I could smell the take-out breakfast, lunch and dinner that filled the trashcans of the Analyst Bullpen, a collection of cubicles I now called home. It was midnight and I was staring at a spreadsheet that hadn’t changed for at least an hour. I had no idea how to proceed and my Associate was expecting completed work in the morning. Anything I put down would be wrong. I couldn’t go home…that would also be wrong. I think I played solitaire… I’m pretty sure I prayed- and possibly promised never to have a tequila shot again… I know I dreamt about an accountant on a white horse galloping to my aid.

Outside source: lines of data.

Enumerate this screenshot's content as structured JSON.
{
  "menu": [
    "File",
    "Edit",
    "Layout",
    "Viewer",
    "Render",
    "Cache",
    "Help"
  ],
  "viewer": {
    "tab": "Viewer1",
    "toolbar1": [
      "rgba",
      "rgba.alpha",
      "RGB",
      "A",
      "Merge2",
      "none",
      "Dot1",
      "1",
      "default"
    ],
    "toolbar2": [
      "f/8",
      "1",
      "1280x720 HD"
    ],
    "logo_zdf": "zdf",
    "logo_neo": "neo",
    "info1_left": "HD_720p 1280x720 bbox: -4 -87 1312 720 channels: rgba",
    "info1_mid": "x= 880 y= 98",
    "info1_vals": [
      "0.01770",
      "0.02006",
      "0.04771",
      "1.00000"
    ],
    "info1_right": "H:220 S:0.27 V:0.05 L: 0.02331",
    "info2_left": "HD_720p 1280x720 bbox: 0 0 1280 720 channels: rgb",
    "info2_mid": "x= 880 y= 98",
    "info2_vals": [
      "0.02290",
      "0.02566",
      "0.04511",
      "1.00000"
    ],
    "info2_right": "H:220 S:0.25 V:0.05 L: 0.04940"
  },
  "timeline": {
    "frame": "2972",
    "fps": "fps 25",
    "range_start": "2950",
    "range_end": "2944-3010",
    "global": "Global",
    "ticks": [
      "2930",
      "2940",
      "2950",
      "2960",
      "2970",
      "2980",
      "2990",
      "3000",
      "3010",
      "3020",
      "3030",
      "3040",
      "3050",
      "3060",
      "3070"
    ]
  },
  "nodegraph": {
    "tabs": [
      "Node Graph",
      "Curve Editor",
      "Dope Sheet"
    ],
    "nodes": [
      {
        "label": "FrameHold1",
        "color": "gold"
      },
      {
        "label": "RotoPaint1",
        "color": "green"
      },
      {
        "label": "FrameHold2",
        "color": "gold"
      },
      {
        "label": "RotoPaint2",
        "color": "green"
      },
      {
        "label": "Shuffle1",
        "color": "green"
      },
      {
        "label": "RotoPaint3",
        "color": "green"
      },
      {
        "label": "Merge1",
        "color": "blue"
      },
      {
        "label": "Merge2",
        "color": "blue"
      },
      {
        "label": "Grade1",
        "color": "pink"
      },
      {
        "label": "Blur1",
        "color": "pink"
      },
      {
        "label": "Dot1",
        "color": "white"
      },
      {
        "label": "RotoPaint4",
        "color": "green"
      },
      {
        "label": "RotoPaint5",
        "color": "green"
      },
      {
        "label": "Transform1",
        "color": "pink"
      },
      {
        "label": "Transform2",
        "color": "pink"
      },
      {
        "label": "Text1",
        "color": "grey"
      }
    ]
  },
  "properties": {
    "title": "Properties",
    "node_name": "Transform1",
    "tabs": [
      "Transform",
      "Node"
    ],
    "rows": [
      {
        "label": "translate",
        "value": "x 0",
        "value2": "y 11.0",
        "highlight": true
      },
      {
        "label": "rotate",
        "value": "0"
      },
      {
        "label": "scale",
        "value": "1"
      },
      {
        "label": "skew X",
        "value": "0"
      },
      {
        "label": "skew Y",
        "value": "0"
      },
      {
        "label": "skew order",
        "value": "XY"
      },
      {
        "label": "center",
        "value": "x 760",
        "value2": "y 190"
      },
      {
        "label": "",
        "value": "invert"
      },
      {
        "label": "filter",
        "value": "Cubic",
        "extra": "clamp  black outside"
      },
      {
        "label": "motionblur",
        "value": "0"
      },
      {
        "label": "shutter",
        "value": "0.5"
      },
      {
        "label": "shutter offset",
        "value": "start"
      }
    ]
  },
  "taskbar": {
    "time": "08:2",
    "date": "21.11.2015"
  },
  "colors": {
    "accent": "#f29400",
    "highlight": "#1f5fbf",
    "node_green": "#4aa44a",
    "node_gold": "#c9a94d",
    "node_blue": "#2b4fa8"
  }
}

At the time of this particular career trauma, I had been working on Wall Street for two weeks. My class of graduates wasn’t offered the training classes that are now the norm for new finance professionals. But we did have a Bullpen Mom who watched over the new hires. Any time we had questions we could go to her for our on-the-job training. Armed with a semester of intro accounting, I managed the first few weeks without too much angst. My mistake that day was putting off an assignment until after the Bullpen Mom had left for the day. In fact, I didn’t start it until most everyone was gone and I was back from meeting a friend for dinner. The beginning of the project went fine. By the time I entered the danger zone, anyone I could call for help was asleep and I didn’t feel comfortable waking someone I barely knew.
The next sequence is a little fuzzy upon recollection, as all good divine interventions are. But, as I recall, Matt, a second-year Analyst, appeared out of nowhere. (Actually, he came from M&A, two floors down, and wandered by looking for leftover take-out.) He effortlessly showed me what to do. I was good to go in half an hour, spreadsheet complete.
That may have been a near-death experience in my eyes but it taught me an important lesson. I began to review my assignments right away and ask questions early. I also become friends with a few experienced second-year Analysts who wouldn’t mind a call from their desperate first-year friend.